**Brief**
Give back all the data below exactly as it is shown.

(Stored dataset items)

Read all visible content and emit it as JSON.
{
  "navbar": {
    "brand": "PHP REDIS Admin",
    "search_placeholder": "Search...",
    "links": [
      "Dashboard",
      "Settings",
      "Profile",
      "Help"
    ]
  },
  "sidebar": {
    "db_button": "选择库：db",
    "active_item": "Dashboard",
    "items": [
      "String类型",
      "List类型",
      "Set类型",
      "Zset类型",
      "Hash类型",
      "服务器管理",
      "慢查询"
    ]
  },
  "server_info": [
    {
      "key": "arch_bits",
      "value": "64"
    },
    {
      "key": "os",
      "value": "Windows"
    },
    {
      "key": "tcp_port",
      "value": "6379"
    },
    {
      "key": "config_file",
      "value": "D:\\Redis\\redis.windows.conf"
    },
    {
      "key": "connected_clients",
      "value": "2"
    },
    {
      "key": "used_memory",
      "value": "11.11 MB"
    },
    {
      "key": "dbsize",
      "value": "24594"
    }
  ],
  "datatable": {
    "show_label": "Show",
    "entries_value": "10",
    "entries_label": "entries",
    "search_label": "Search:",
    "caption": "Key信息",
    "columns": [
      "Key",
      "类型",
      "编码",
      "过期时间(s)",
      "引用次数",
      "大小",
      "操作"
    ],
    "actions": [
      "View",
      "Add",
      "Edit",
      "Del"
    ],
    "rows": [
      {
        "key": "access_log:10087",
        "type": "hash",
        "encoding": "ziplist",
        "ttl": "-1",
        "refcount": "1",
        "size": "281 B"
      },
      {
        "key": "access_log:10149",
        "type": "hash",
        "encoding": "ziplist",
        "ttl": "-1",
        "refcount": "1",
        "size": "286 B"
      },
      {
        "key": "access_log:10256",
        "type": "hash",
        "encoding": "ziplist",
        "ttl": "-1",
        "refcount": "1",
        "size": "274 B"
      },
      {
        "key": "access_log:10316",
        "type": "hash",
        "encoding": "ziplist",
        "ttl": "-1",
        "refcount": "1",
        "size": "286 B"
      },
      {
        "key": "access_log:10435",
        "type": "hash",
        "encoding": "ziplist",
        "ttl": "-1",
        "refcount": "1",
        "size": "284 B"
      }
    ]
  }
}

**Answer for this exercise**
Read all visible content and emit it as JSON.
{
  "navbar": {
    "brand": "PHP REDIS Admin",
    "search_placeholder": "Search...",
    "links": [
      "Dashboard",
      "Settings",
      "Profile",
      "Help"
    ]
  },
  "sidebar": {
    "db_button": "选择库：db",
    "active_item": "Dashboard",
    "items": [
      "String类型",
      "List类型",
      "Set类型",
      "Zset类型",
      "Hash类型",
      "服务器管理",
      "慢查询"
    ]
  },
  "server_info": [
    {
      "key": "arch_bits",
      "value": "64"
    },
    {
      "key": "os",
      "value": "Windows"
    },
    {
      "key": "tcp_port",
      "value": "6379"
    },
    {
      "key": "config_file",
      "value": "D:\\Redis\\redis.windows.conf"
    },
    {
      "key": "connected_clients",
      "value": "2"
    },
    {
      "key": "used_memory",
      "value": "11.11 MB"
    },
    {
      "key": "dbsize",
      "value": "24594"
    }
  ],
  "datatable": {
    "show_label": "Show",
    "entries_value": "10",
    "entries_label": "entries",
    "search_label": "Search:",
    "caption": "Key信息",
    "columns": [
      "Key",
      "类型",
      "编码",
      "过期时间(s)",
      "引用次数",
      "大小",
      "操作"
    ],
    "actions": [
      "View",
      "Add",
      "Edit",
      "Del"
    ],
    "rows": [
      {
        "key": "access_log:10087",
        "type": "hash",
        "encoding": "ziplist",
        "ttl": "-1",
        "refcount": "1",
        "size": "281 B"
      },
      {
        "key": "access_log:10149",
        "type": "hash",
        "encoding": "ziplist",
        "ttl": "-1",
        "refcount": "1",
        "size": "286 B"
      },
      {
        "key": "access_log:10256",
        "type": "hash",
        "encoding": "ziplist",
        "ttl": "-1",
        "refcount": "1",
        "size": "274 B"
      },
      {
        "key": "access_log:10316",
        "type": "hash",
        "encoding": "ziplist",
        "ttl": "-1",
        "refcount": "1",
        "size": "286 B"
      },
      {
        "key": "access_log:10435",
        "type": "hash",
        "encoding": "ziplist",
        "ttl": "-1",
        "refcount": "1",
        "size": "284 B"
      }
    ]
  }
}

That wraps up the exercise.